ACTIVITY
Give back every line of the data exactly. Pictures are not part of the copy.

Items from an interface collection
»»
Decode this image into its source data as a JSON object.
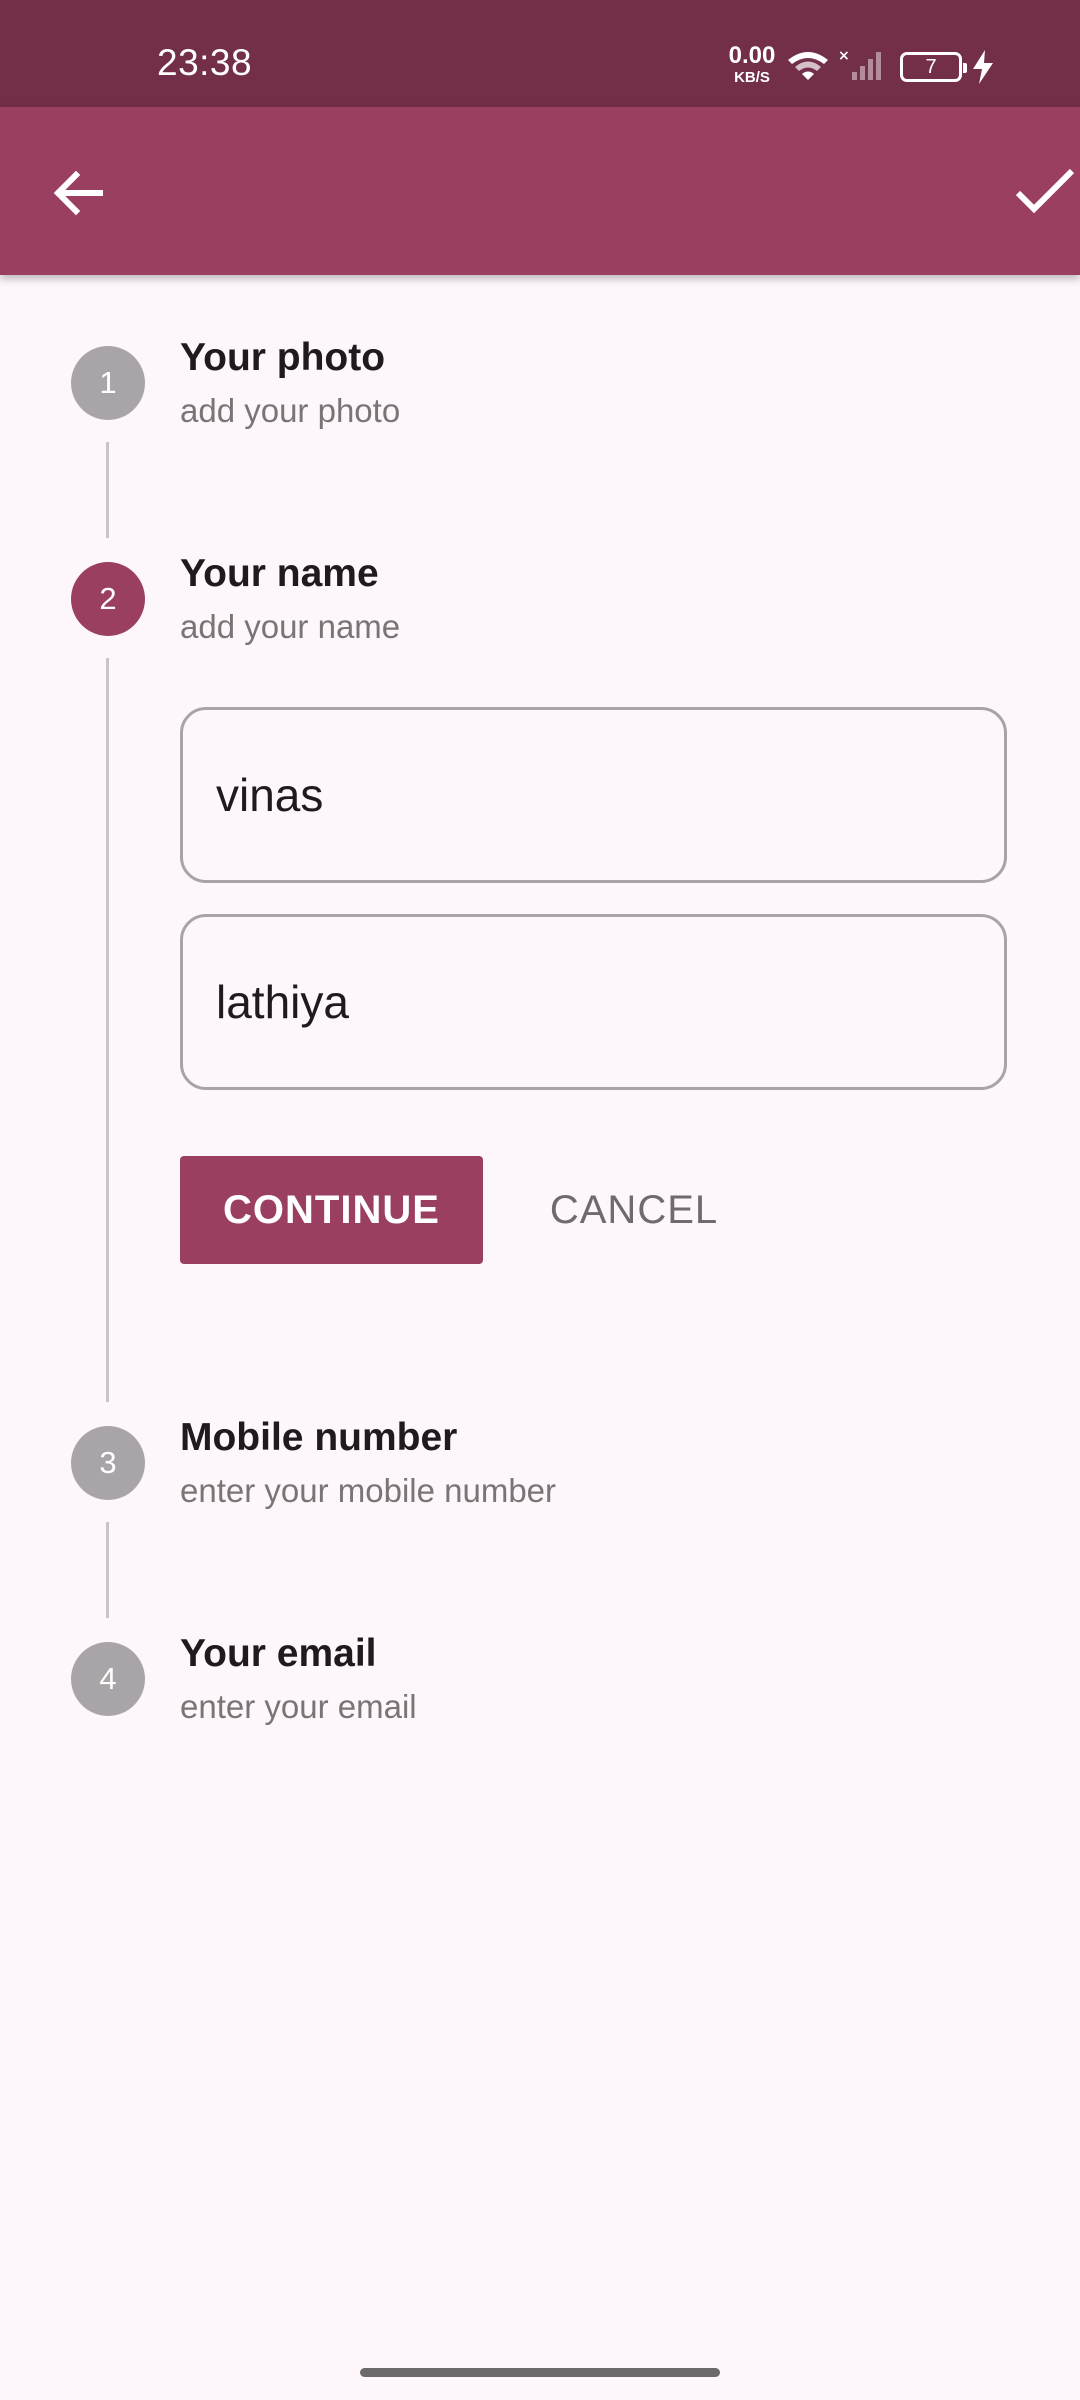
{
  "status_bar": {
    "time": "23:38",
    "net_speed_value": "0.00",
    "net_speed_unit": "KB/S",
    "battery_level": "7",
    "icons": [
      "wifi-icon",
      "signal-icon",
      "battery-icon",
      "charging-bolt-icon"
    ]
  },
  "app_bar": {
    "back_icon": "arrow-back-icon",
    "confirm_icon": "check-icon"
  },
  "colors": {
    "status_bar": "#732e49",
    "primary": "#9a3f62",
    "inactive_step": "#a8a4a7",
    "background": "#fdf7fb"
  },
  "steps": [
    {
      "number": "1",
      "title": "Your photo",
      "subtitle": "add your photo",
      "state": "inactive"
    },
    {
      "number": "2",
      "title": "Your name",
      "subtitle": "add your name",
      "state": "active"
    },
    {
      "number": "3",
      "title": "Mobile number",
      "subtitle": "enter your mobile number",
      "state": "inactive"
    },
    {
      "number": "4",
      "title": "Your email",
      "subtitle": "enter your email",
      "state": "inactive"
    }
  ],
  "name_form": {
    "first_name_value": "vinas",
    "last_name_value": "lathiya",
    "continue_label": "CONTINUE",
    "cancel_label": "CANCEL"
  }
}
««
RESULT FOR THIS EXERCISE
Decode this image into its source data as a JSON object.
{
  "status_bar": {
    "time": "23:38",
    "net_speed_value": "0.00",
    "net_speed_unit": "KB/S",
    "battery_level": "7",
    "icons": [
      "wifi-icon",
      "signal-icon",
      "battery-icon",
      "charging-bolt-icon"
    ]
  },
  "app_bar": {
    "back_icon": "arrow-back-icon",
    "confirm_icon": "check-icon"
  },
  "colors": {
    "status_bar": "#732e49",
    "primary": "#9a3f62",
    "inactive_step": "#a8a4a7",
    "background": "#fdf7fb"
  },
  "steps": [
    {
      "number": "1",
      "title": "Your photo",
      "subtitle": "add your photo",
      "state": "inactive"
    },
    {
      "number": "2",
      "title": "Your name",
      "subtitle": "add your name",
      "state": "active"
    },
    {
      "number": "3",
      "title": "Mobile number",
      "subtitle": "enter your mobile number",
      "state": "inactive"
    },
    {
      "number": "4",
      "title": "Your email",
      "subtitle": "enter your email",
      "state": "inactive"
    }
  ],
  "name_form": {
    "first_name_value": "vinas",
    "last_name_value": "lathiya",
    "continue_label": "CONTINUE",
    "cancel_label": "CANCEL"
  }
}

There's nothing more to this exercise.